Taxonomy from images
The taxonomy of plankton has been a constant field of study for over two centuries but, with the advent of quantitative plankton imaging instruments, the way we see those organisms has changed. This calls for a new effort, to translate the taxonomic knowledge acquired through a microscope to the, often grayscale, still images that these instruments create.
At JAMSTEC, Japan (pictured here) and in Villefranche, France, this leads to regular taxonomy meetings during which the taxonomists gather around a screen, looking at some images, and trying to define clear criteria for taxonomic assignments to given groups.
Zooscanning of deep plankton samples
Samples have been brought back from a cruise in the South-East Pacific Gyre and Shino Yamamoto is processing them on the Zooscan system. These samples will be used for assessing the effects of ocean desertification on the planktonic community from 0 m to 1500 m depth along a transect from Chile to Easter Island.
Machine Learning Training Sets from ROV Videos

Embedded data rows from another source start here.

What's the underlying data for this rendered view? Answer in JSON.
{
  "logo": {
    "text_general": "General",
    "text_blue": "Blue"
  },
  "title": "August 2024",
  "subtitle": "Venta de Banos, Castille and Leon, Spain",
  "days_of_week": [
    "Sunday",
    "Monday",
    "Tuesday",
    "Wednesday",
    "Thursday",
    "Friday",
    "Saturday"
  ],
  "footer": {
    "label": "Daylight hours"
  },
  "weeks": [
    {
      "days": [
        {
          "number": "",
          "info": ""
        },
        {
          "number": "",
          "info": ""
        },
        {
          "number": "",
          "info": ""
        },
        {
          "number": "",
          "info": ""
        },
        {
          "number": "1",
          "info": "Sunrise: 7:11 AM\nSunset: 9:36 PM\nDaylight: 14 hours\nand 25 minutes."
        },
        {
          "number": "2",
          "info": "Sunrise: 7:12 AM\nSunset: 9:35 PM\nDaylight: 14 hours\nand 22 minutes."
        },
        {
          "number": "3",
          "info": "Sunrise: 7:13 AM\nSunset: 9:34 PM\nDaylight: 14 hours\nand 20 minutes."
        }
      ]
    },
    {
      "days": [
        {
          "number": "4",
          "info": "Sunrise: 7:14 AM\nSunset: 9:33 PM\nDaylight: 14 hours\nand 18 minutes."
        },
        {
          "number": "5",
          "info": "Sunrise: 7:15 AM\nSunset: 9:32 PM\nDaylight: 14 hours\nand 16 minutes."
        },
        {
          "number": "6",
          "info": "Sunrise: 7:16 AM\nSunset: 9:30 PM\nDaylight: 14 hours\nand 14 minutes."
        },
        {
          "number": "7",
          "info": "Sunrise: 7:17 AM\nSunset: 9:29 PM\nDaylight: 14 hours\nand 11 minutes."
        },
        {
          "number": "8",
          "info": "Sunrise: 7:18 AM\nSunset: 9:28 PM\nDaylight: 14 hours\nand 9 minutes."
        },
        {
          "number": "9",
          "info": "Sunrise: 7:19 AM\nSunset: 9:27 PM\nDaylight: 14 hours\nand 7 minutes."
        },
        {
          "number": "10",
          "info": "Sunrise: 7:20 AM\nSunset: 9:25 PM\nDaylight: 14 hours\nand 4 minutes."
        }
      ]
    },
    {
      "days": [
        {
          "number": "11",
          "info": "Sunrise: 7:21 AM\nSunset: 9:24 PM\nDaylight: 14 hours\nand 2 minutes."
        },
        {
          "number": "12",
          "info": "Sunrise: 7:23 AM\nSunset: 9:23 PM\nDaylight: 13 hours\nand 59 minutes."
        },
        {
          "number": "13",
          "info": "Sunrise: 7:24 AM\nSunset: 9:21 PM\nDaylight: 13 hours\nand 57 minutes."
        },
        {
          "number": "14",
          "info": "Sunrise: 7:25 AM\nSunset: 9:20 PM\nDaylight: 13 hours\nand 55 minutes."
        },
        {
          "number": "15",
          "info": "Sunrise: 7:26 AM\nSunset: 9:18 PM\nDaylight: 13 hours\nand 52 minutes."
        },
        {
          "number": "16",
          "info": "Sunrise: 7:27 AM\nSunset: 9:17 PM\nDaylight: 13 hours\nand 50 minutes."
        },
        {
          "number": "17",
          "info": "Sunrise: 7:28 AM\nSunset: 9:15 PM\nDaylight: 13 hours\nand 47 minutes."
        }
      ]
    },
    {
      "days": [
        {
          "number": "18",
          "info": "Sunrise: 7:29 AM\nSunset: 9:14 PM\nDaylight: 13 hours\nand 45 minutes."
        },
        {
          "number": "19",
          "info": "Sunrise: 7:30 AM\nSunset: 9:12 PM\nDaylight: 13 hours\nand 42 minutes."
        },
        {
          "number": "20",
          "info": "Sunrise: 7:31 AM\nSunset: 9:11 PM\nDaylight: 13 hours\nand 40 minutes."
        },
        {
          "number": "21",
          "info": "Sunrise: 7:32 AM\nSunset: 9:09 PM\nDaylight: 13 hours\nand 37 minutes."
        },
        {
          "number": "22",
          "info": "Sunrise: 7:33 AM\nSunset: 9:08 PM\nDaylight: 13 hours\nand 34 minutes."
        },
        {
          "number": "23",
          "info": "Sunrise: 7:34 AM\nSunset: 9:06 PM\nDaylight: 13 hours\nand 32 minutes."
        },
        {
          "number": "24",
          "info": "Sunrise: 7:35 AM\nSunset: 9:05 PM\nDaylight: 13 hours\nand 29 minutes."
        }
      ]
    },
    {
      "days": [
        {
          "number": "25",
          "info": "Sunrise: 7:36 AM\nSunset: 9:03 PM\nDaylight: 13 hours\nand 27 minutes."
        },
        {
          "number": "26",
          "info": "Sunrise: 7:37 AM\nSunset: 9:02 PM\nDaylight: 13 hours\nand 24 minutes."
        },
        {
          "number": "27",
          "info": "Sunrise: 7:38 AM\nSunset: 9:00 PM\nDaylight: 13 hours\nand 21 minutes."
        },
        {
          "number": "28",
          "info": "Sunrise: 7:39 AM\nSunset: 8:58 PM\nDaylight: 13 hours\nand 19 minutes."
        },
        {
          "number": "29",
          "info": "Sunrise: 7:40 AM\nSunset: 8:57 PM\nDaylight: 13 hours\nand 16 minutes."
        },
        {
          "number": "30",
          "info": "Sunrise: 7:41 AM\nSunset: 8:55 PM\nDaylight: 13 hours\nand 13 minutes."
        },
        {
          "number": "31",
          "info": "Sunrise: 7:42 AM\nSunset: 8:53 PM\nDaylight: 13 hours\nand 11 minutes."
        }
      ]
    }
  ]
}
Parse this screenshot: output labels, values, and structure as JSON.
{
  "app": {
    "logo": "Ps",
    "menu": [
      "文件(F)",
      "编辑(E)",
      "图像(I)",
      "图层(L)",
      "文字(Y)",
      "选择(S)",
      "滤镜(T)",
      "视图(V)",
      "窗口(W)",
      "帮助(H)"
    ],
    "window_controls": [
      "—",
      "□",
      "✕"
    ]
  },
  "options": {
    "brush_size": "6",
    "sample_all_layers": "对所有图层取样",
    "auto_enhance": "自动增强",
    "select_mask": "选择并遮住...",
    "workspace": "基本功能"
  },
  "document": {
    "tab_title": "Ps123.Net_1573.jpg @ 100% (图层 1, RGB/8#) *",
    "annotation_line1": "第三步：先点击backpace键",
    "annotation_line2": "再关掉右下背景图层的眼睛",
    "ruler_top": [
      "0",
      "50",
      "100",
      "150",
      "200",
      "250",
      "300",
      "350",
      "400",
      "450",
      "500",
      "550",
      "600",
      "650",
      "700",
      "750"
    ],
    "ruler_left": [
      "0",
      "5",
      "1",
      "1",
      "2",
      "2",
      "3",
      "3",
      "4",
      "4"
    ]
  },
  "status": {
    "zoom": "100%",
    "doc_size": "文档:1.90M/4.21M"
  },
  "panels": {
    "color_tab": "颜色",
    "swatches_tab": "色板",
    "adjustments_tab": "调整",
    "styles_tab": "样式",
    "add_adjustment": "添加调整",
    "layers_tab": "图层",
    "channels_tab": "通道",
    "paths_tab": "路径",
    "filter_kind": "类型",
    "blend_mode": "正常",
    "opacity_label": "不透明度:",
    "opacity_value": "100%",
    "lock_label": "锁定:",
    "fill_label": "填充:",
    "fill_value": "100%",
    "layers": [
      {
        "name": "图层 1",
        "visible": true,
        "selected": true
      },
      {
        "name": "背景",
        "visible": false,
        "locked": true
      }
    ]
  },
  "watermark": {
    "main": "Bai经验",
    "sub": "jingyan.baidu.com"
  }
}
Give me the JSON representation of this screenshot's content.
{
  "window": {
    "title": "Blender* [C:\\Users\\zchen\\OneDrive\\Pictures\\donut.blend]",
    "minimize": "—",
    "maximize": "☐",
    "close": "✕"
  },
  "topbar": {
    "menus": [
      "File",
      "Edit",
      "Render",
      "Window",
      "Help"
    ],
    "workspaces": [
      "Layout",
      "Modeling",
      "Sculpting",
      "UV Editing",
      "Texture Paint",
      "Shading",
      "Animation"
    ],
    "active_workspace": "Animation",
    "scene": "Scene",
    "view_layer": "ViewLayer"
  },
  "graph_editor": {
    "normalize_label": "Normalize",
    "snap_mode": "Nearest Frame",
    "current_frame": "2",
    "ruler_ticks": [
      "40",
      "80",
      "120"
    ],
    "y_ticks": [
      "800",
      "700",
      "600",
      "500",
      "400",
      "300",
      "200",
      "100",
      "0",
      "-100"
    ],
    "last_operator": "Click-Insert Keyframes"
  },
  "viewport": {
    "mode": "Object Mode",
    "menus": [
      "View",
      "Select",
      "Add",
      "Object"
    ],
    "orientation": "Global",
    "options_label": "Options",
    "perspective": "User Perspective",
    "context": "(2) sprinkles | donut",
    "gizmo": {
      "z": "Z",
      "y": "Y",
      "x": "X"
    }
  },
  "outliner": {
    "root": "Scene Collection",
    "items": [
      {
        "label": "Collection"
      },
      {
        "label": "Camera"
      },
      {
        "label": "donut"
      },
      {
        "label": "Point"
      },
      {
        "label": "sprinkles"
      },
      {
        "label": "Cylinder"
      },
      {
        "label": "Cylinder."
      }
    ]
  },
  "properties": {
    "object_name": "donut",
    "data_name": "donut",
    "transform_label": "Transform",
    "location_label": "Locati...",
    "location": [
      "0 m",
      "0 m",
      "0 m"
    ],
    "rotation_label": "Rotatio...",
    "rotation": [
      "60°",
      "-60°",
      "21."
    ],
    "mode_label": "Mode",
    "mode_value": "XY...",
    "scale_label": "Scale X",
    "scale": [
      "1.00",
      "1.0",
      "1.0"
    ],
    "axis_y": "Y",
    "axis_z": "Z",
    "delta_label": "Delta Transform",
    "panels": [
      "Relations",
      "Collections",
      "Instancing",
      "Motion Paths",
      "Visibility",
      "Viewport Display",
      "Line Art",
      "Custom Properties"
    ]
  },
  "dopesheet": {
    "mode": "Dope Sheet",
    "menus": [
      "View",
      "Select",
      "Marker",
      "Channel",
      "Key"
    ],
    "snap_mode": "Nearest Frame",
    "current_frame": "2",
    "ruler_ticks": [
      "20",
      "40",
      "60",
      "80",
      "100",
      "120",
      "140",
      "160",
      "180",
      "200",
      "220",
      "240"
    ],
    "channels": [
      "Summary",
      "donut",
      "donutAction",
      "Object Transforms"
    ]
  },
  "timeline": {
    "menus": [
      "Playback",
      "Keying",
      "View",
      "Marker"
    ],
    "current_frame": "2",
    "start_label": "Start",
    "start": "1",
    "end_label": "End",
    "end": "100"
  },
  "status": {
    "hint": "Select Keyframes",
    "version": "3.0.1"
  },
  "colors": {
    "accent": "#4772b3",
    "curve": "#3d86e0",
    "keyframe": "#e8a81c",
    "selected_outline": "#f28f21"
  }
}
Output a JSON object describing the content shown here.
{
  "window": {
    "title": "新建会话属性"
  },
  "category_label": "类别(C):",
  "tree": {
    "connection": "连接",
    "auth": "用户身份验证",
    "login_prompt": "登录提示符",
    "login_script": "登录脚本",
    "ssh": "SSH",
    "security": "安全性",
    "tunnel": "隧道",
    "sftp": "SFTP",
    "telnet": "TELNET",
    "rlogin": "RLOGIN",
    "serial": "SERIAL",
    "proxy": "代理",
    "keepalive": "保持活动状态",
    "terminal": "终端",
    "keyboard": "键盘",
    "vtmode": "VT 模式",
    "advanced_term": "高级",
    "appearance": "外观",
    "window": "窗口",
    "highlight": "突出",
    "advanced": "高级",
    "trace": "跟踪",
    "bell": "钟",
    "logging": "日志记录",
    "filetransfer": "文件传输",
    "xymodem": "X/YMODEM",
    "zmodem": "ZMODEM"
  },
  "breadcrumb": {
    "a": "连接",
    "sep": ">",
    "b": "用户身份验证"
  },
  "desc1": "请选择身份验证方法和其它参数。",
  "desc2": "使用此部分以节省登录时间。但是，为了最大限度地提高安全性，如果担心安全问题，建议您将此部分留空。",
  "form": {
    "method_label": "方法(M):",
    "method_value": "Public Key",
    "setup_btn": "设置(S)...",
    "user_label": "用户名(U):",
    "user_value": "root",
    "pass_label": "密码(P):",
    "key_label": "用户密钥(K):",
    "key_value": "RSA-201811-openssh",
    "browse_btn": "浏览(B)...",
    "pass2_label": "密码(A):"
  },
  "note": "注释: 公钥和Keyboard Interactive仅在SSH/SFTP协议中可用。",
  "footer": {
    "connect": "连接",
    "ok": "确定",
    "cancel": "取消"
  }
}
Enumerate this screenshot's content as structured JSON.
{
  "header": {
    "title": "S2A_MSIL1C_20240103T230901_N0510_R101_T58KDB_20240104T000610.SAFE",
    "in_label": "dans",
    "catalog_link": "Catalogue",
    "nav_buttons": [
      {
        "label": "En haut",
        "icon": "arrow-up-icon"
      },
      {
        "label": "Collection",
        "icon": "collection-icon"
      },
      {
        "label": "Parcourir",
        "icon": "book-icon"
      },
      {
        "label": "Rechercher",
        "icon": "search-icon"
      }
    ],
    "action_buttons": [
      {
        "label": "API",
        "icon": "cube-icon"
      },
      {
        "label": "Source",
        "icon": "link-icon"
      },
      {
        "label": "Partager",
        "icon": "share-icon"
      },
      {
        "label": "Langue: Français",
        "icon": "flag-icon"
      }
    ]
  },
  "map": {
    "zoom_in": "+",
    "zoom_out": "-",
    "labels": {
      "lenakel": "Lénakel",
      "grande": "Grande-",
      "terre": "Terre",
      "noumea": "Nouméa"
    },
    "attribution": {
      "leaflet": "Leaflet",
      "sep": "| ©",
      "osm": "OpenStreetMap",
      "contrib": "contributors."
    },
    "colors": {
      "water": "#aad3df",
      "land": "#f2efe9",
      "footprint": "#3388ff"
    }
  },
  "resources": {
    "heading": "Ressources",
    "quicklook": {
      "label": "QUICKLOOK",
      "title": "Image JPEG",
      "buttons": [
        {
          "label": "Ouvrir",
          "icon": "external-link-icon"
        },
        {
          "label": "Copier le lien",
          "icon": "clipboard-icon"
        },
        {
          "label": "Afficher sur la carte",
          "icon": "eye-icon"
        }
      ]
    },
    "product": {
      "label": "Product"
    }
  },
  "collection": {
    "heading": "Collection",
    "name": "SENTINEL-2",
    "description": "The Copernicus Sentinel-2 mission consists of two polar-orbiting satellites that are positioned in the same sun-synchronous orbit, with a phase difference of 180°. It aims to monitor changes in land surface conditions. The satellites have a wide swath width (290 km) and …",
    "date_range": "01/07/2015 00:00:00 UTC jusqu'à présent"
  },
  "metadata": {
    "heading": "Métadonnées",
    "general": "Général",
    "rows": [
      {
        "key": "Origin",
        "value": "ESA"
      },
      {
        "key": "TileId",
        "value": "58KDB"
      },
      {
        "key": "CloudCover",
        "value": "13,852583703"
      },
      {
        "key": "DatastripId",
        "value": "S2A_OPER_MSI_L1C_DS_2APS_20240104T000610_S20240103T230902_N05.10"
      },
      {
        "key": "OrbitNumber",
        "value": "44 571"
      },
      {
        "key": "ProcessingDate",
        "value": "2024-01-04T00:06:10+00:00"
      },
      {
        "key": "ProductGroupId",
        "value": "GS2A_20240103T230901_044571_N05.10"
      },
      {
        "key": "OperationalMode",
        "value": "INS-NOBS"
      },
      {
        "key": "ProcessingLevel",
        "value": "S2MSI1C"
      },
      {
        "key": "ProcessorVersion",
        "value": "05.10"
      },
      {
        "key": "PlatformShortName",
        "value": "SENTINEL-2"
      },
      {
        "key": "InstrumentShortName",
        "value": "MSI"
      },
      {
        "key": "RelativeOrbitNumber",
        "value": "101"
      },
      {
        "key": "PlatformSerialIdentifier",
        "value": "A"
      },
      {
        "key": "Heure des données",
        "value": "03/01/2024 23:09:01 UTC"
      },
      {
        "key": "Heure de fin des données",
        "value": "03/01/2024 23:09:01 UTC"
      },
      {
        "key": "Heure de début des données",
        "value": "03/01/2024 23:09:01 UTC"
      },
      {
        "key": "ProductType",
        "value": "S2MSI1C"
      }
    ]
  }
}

Work has been progressing on creating tools for annotating videos recorded by a Remotely Operated Vehicle (ROV), through the SQUIDLE+ tool, to provide still images of plankton for training machine learning algorithms on reflected light, colour images. It is now possible to draw polygons around organisms and to link objects present in the video feeds of multiple cameras.